The Ehlers court’s appraisal of the test’s “flawed” judicial pedigree rests on its conclusion that the First District case which first employed the test, Nationwide Advertising Service, Inc. v. Kolar, 28 Ill.App.3d 671, 673 (1st Dist. 1975), “cited the supreme court’s decisions in Cockerill and Canfield as authority for the ‘legitimate-business interest’ test, [when] neither of those cases used that test in the restrictive-covenant analyses they contained.”

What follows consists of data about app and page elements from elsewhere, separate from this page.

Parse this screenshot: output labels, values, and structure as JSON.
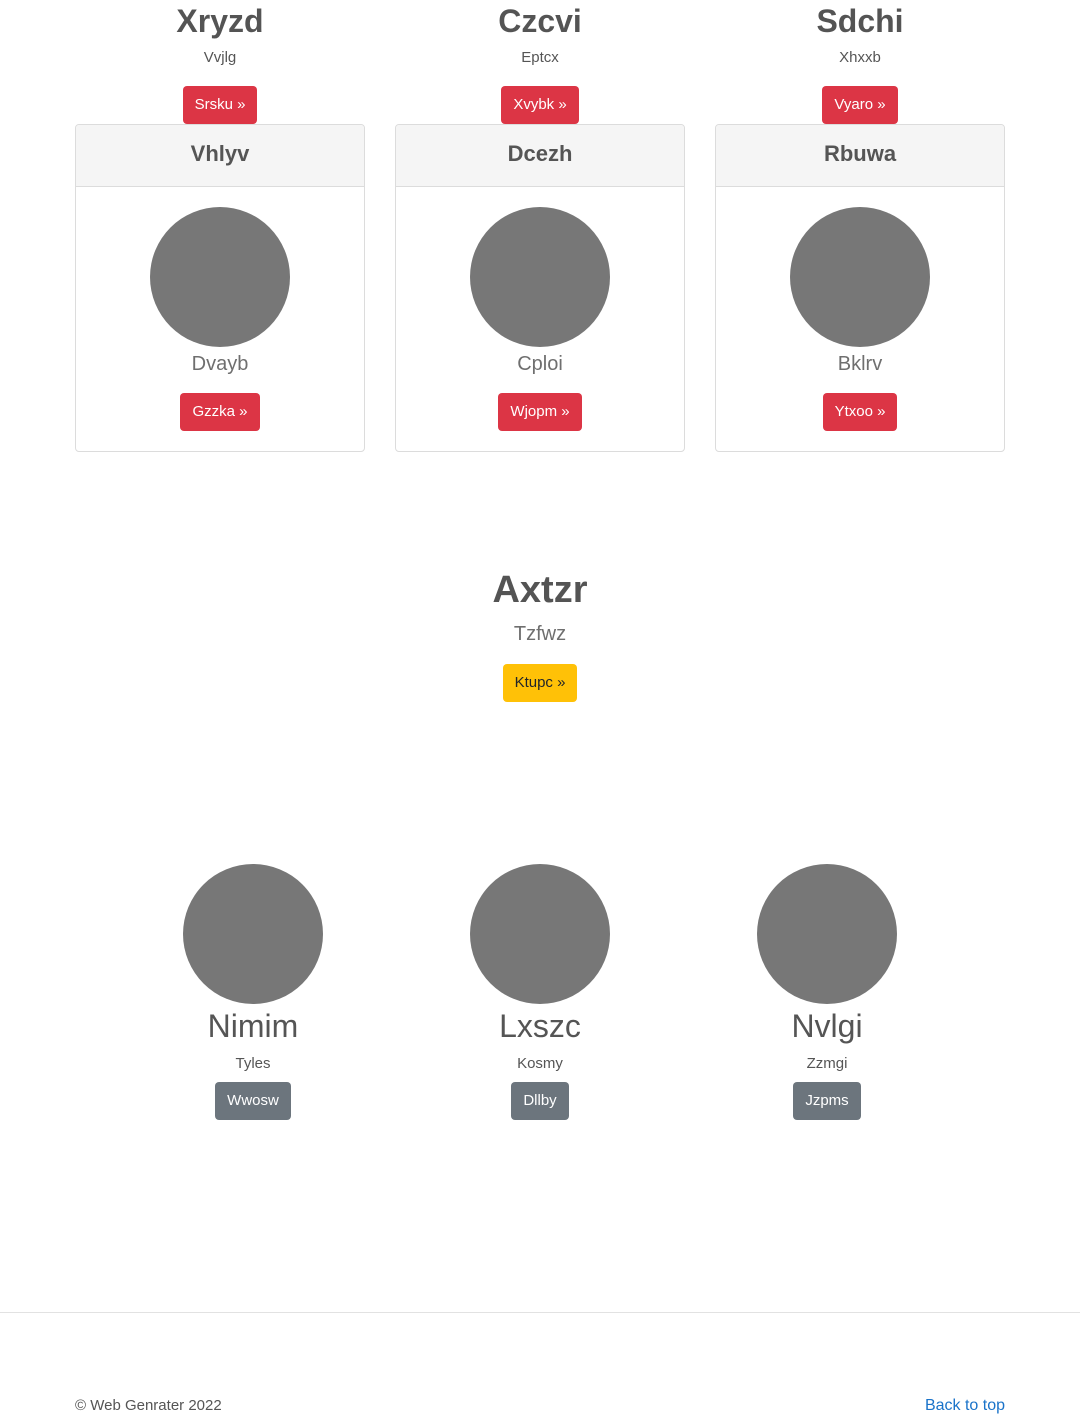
{
  "top_features": [
    {
      "title": "Xryzd",
      "subtitle": "Vvjlg",
      "button": "Srsku »"
    },
    {
      "title": "Czcvi",
      "subtitle": "Eptcx",
      "button": "Xvybk »"
    },
    {
      "title": "Sdchi",
      "subtitle": "Xhxxb",
      "button": "Vyaro »"
    }
  ],
  "cards": [
    {
      "header": "Vhlyv",
      "subtitle": "Dvayb",
      "button": "Gzzka »"
    },
    {
      "header": "Dcezh",
      "subtitle": "Cploi",
      "button": "Wjopm »"
    },
    {
      "header": "Rbuwa",
      "subtitle": "Bklrv",
      "button": "Ytxoo »"
    }
  ],
  "hero": {
    "title": "Axtzr",
    "subtitle": "Tzfwz",
    "button": "Ktupc »"
  },
  "people": [
    {
      "name": "Nimim",
      "subtitle": "Tyles",
      "button": "Wwosw"
    },
    {
      "name": "Lxszc",
      "subtitle": "Kosmy",
      "button": "Dllby"
    },
    {
      "name": "Nvlgi",
      "subtitle": "Zzmgi",
      "button": "Jzpms"
    }
  ],
  "footer": {
    "copyright": "© Web Genrater 2022",
    "back_to_top": "Back to top"
  },
  "colors": {
    "danger": "#dc3545",
    "warning": "#ffc107",
    "secondary": "#6c757d",
    "avatar": "#777777",
    "link": "#1a73c9"
  }
}
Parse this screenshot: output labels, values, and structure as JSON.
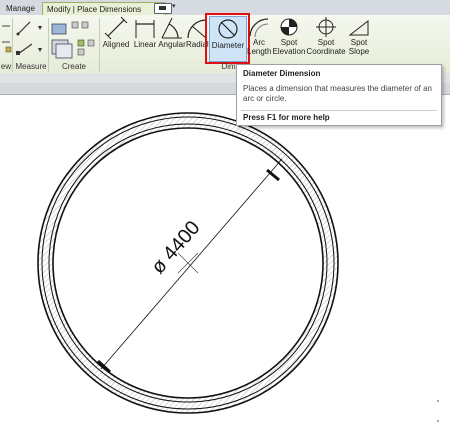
{
  "tabs": {
    "manage": "Manage",
    "active": "Modify | Place Dimensions"
  },
  "ribbon": {
    "panels": {
      "view": "ew",
      "measure": "Measure",
      "create": "Create",
      "dimension": "Dimen"
    },
    "tools": {
      "aligned": "Aligned",
      "linear": "Linear",
      "angular": "Angular",
      "radial": "Radial",
      "diameter": "Diameter",
      "arc_length_1": "Arc",
      "arc_length_2": "Length",
      "spot_elevation_1": "Spot",
      "spot_elevation_2": "Elevation",
      "spot_coordinate_1": "Spot",
      "spot_coordinate_2": "Coordinate",
      "spot_slope_1": "Spot",
      "spot_slope_2": "Slope"
    }
  },
  "tooltip": {
    "title": "Diameter Dimension",
    "description": "Places a dimension that measures the diameter of an arc or circle.",
    "help": "Press F1 for more help"
  },
  "drawing": {
    "dimension_text": "ø 4400"
  }
}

The court was wrong. In Cockerill v. Wilson, 51 Ill.2d 179 (Ill. 1972), it was necessary for the Supreme Court to reverse because the appellate court wrongly construed the covenant to allow the practice of veterinary medicine within the 20-mile territory if done by way of a facility outside the territory. As its rationale for why the appellate court’s construction of the covenant must be overturned, the Cockerill court said:
In considering this issue we must consider that the interest plaintiff sought to protect by the covenant was his interest in his clients. House of Vision, Inc. v. Hiyane (1967), 37 Ill.2d 32, 225 N.E.2d 21). In bringing the defendant into the association plaintiff was thereby bringing him in contact with a clientele which plaintiff had established over a period of years. Plaintiff was naturally interested in protecting his clients from being taken over by defendant as a result of these contacts. The protection of this asset is recognized as a legitimate interest of an employer. See Annot., 43 A.L.R.2d 94, at 117. [. . .] the appellate court’s construction [. . .] would not afford the plaintiff the protection of his interest in his clients which he sought through the use of the restrictive covenant[.] (Emphasis added).
This was the Supreme Court’s entire rationale for overturning the appellate court’s ruling that modified the trial court’s order granting the injunction and enjoining the defendant from practicing veterinary medicine in violation of his agreement. The court’s statement above makes it clear that the plaintiff had an interest in protecting the exclusive relationship he had built up with his clients “over a period of years” (read: “nearpermanent”), which would not have been needed “but for” the plaintiff’s “bringing the defendant into the association.”
By modifying the trial court order to allow the defendant to practice within the 20-mile radius so long as the office was beyond that territory, the appellate court vitiated the protection of the plaintiff ’s legitimate business interests for which the covenant was drafted.
Therefore, incredibly, not only is the Ehlers court’s assertion that the doctrine “never was” valid erroneous, so is its chief rationale that the Supreme Court has never adopted the test.
As of this writing, no petition for leave to appeal to the Illinois Supreme Court has been filed in Ehlers.
The original appeared in the Illinois State Bar Association publication Trial Briefs, the newsletter of the Illinois State Bar Association’s Section of Civil Practice and Procedure, January, 2010, Vol. 55, No. 4 and is reprinted with permission of the Illinois State Bar Association.